I mention this because National is hell bent on following an American system, which has completely failed to curb drug use in that country. By following America's example and continuing the costly war on drugs, National undermines the ability of addicts to properly rehabilitate. There's also a huge cost in human misery from such archaic policies.

Marijuana is the third most popular recreational drug in New Zealand after alcohol and tobacco, both of which cause untold harm and carnage in our society. Unlike many other recreational drugs, Marijuana is not attributed to any deaths.

In the 90’s a Ministry of Health report found that 43% of males and 27% of females aged 18 to 24 years used marijuana in any given 12 month period. 70% of prosecutions for offences involving cannabis resulted in a conviction. Around 5% of the population used Opium or its derivatives, with around 13% trying hallucinogens at some time.

Chris was in all probability refering to P, also known as speed, burns and meth. It’s a commonly manufactured drug in New Zealand with the amount of Clandestine Drug Laboratories (Clan Labs) growing throughout the country as more people become addicted.

Methamphetamine is now the world’s most widely used drug, with New Zealand excelling in this negative trend.

Still the powers that be prefer to promote a punishment instead of rehabilitation program. The negative effects of which make gangs millions of dollars, creates more crime and keeps people addicted for longer. This is because a lot of crime is undertaken to pay for peoples drug habits, which are not reduced to any significant degree by incarceration.

An extensive report (PDF) by the New Zealand National Health Committee found that:
 A lack of alcohol and other drug assessments and treatment for prisoners undermines community safety. An estimated 2,000 prisoners with substance abuse problems are released from prison each year without an alcohol and other drug assessment.
They made a number of recommendations:
  • consider the case for transferring responsibility for prisoner primary health care from the Department of Corrections to the health sector
  • adhere to six principles for health and disability planning and delivery to prisoners
  • improve planning
  • strengthen relationships among responsible agencies
  • improve the quality of primary health care in prisons
  • strengthen identification, assessment and treatment of health conditions and disabilities, with a focus on mental health, alcohol and other drug dependence, and oral health
  • ensure seamless continuity of care
  • support maintenance of family relationships and responsibilities for prisoners
  • assist organisations that provide support to released prisoners and their families and whānau.
All of which will be ignored by a National Government. There is one thing that I disagree with the authors about though, the reason for New Zealand's high drug use is pretty obvious;  when the economy worsens, people turn to drugs because their lives are not working. Societies worsening conditions increases drug dependency.
What is the Government’s answer to this major problem? So far it’s been to remove funding for rehab units that can help addicts kick the habit and continue to spend millions of dollars on more Police and new jails in anticipation of more disaffected people finding little option but to commit crime. Sadly, drugs are often the only answer to the reality of peoples lives. Meanwhile, National continues to preach a tough on crime ethos that has totally failed to fix the problem.

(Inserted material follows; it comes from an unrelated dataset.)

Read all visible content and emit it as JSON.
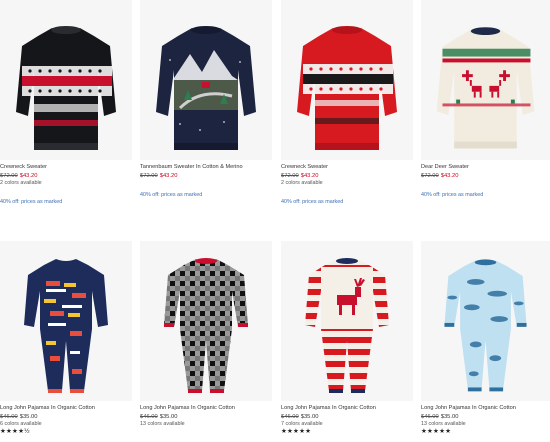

The Government has totally failed to even comprehend the negative dynamic their policies are causing. Poor communities have been hardest hit with police unable to contend with the tide of drug use to any degree as to decrease its negative effects. So now that the war on drugs is lost, what is the answer? I'm asking you because there's no point in asking the Government.